           I arrived yesterday morning in New Haven.  An early train and cab brought me to Yale.  And it is very beautiful.  Every structure is brick, stone, carved, curved, rooflines are peaked, windows are stained glass or diamond crosses, the church bells ring and chime delicate, surprisingly sweet melodies, iron gates open into courtyards, pathways are large, trees too.  It is so historical it almost shouldn’t be allowed to accommodate the young except maybe history majors.  During the day I am at the Beinecke Library, a building built in 1963, its exterior supported by four points, and its interior shaft housing 160,000 rare books and manuscripts including a Gutenberg Bible.  It’s a bold building, windowless, quite daunting actually.  There are a lot of rules once you’re registered to use the materials.  No pens, water, coats, cell phones though laptops are allowed.  No notebooks with coils but pads of paper are okay.  Today I took off a shawl that I had draped across my shoulders because I was getting too hot and I was told I have to wear it or put in my locker.  Another time I was holding one of the letters in my hand and I was told that the papers were to be kept flat in their folder and I was to touch it minimally.  Of course, it made sense, hand oils and such, but I was gone so far into the contents that I lifted it up, angled it for my eyes as if it was written to me.
           All of the correspondence of Georgia O’Keeffe and her husband, business and personal, is kept here, I believe it’s over 200 boxes and each box could easily hold 100 letters.  I am most interested in the letters that Miss O’Keeffe wrote so I have been concentrating on hers.  It is astounding how many, often seven a day she said, and often at least two of them to the man who would become her husband.  Though, if we compare daily output of emails today perhaps this is not so unusual and a keyboard is much easier on the hand than a pen.  Her handwriting is almost illegible to me but interestingly she uses the page like a poet:  lots of white space and dashes; even her thoughts are like glimpses, the briefest of scenes.  She bounces all over seemingly with no thread to tie it all together for the reader but somehow it is tied together by her own personality.
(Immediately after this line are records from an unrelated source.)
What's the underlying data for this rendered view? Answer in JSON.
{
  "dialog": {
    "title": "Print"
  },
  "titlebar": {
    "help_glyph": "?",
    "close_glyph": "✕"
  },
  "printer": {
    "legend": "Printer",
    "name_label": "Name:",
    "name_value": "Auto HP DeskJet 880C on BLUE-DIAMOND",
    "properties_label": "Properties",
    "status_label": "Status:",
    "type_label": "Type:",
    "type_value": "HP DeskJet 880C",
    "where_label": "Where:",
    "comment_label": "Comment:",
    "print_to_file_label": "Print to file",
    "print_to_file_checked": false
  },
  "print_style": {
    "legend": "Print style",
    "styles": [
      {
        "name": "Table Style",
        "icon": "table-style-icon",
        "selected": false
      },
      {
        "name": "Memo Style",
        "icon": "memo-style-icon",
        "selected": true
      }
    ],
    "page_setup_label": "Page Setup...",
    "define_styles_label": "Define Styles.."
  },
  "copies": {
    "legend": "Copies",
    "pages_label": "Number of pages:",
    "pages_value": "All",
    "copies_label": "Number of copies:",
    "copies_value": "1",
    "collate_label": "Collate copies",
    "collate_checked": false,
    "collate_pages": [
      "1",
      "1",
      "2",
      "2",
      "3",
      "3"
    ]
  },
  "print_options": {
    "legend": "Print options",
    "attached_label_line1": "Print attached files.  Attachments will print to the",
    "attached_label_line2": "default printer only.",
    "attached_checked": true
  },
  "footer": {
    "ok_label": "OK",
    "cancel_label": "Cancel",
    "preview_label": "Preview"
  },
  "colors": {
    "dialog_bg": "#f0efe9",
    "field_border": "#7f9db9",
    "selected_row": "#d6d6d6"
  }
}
I find that she reaches forward, almost off the page, looking for answers to her life.  She is stirred, restless, uncertain, bold, daring, insulting, truthful, angry, apologetic, flirtatious.  She is often cold, mostly her hands.  She has trouble sleeping or trouble waking up.  She says often she has nothing to say or she writes she is feeling alive.  She knows she is different from other people, thinks they are stupid, and wonders what they think about.  She is lonely yet loves her aloneness.  She is depressed or feels brand new.  What she feels surprises her.  The discovery of herself is her greatest joy and she is self-absorbed.  She writes in fragments, on scraps, on folded scrolls, on letterhead and there is such an energy I wonder why the paper didn’t catch on fire.
           I am falling deeply for this artist I plan to fictionalize, even though she hits children across the face when they displease her.  And though, I’m not a great admirer of her work, I am an admirer of the woman and the landscape of her vision.
           Last story.  A man walked into the library this morning with a few friends. Not sure what they were doing there; they didn’t seem to go through the rigorous id check that I did.  It seemed like they might have been looking for a particular young woman who was leafing through a medieval text of some sort.  The four of them huddled around the priceless book, whispering.  The man was asking questions about it and the dark haired woman was answering.  When a security guard approached the man and instructed him to keep his ipad on the table not on his lap, he smiled and agreed.  It was James Franco!

- Cathy

Sunday, February 13, 2011